It is noted that a watch manufacturer may elect not to provide the owner-adjustable features of this invention. A manufacturer may elect to add only elapsed time counter and switch 18 and adjustable vibrations counter 20. Such limited embodiment of this invention would permit a manufacturer to make an adjustment to the initial timekeeping rate of a watch or clock. The watch or clock would leave the factory with a timekeeping rate selected by the manufacturer. In such limited embodiment of this invention the owner would not have access to adjustable vibrations counter 20, and would not be able to make timekeeping rate adjustments.

Conclusion, Ramifications, and Scope

The reader will see that the embodiments of this invention will provide the manufacturer and owner of a crystal controlled watch or clock with an easy-to-use regulation of timekeeping accuracy.

Timekeeping rate adjustments, measured in seconds per year, are readily attainable. Any changes to timekeeping accuracy that may result from aging of the crystal, or dropping the watch or clock, etc., are easily corrected by the embodiments of this invention.

Crystal controlled watches and clocks introduced a major improvement in the timekeeping accuracy of wrist watches, desk clocks, floor clocks, clocks installed in process control devices, etc. This invention adds a major improvement to the timekeeping accuracy of crystal controlled watches and clocks.

Many variations are possible concerning the embodiments discussed above.

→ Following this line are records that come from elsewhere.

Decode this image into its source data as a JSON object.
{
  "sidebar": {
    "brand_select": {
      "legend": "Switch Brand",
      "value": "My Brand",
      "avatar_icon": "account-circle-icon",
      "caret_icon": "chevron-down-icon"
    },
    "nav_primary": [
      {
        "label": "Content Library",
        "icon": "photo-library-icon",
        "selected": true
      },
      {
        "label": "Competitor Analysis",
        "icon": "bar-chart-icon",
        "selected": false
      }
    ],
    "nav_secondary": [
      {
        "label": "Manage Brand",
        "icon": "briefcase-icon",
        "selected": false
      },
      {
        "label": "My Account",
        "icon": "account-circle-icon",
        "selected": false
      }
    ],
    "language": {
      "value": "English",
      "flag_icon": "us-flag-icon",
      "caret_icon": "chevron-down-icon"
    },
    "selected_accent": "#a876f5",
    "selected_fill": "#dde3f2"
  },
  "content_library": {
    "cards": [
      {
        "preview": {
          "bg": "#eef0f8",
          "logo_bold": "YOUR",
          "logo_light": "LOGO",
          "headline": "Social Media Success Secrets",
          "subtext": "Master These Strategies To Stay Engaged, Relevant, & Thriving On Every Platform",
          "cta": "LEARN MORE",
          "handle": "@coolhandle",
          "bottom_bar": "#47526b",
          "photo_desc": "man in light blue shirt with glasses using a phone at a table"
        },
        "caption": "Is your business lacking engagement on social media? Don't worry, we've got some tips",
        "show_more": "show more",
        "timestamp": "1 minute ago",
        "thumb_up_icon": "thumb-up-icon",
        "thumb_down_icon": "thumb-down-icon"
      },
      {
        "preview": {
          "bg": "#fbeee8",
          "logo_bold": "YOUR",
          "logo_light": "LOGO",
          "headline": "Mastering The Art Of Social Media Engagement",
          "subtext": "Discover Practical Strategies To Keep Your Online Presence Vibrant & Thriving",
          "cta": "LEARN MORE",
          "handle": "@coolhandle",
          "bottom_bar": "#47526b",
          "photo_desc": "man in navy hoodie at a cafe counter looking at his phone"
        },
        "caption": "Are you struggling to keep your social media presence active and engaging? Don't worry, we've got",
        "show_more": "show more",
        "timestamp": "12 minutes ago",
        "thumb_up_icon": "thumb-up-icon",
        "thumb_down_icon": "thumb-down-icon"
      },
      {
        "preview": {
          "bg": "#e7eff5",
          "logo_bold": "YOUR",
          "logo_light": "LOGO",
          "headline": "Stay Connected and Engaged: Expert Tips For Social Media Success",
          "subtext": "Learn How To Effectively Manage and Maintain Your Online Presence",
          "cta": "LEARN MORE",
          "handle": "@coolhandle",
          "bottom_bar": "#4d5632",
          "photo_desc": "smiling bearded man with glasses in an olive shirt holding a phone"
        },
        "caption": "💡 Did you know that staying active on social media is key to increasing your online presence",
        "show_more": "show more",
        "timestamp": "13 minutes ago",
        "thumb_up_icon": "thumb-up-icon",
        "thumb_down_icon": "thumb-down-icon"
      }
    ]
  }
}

Although the Description, and Operation, contain many specifics, these should not be construed as limiting the scope of the invention. The specifics provide illustrations of some of the presently preferred embodiments of this invention.

Thus the scope of this invention should be determined by the appended claims and their legal equivalents, rather than by the examples given.

Patent Citations
Cited PatentFiling datePublication dateApplicantTitle
US968235 *Mar 14, 1910Aug 23, 1910 Abthub bonnet
US1584528 *Feb 20, 1925May 11, 1926George A KnoxThermostatic compensator for chronometers and watches
US3540207 *Sep 20, 1968Nov 17, 1970Timex CorpElectronic watch counting circuit
US4101838 *Jan 26, 1977Jul 18, 1978Tokyo Shibaura Electric Co., Ltd.Clock pulse generating apparatus
US4147022 *Sep 22, 1976Apr 3, 1979Citizen Watch Company LimitedElectronic timepiece
US4763319 *May 19, 1986Aug 9, 1988Bell Communications Research, Inc.Multi-rate synchronous virtual circuit network for voice and data communications
Referenced by
Citing PatentFiling datePublication dateApplicantTitle
US5717661 *Dec 20, 1994Feb 10, 1998Poulson; T. EarlMethod and apparatus for adjusting the accuracy of electronic timepieces
US5918041 *Nov 26, 1997Jun 29, 1999International Business Machines CorporationMethod and apparatus for automatically adjusting a clock
US6616328 *Oct 26, 1999Sep 9, 2003Seiko Instruments Inc.High accuracy timepiece
US7118269 *Mar 13, 2002Oct 10, 2006Koninklijke Philips Electronics N.V.Method of correcting a real-time clock of an electronic apparatus
Classifications
U.S. Classification368/202, 368/201, 368/200
International ClassificationG04G3/00
Cooperative ClassificationG04G3/00
European ClassificationG04G3/00
Legal Events
DateCodeEventDescription
Jun 13, 2006FPAYFee payment
Year of fee payment: 12
Apr 30, 2002FPAYFee payment
Year of fee payment: 8
Jun 10, 1998FPAYFee payment
Year of fee payment: 4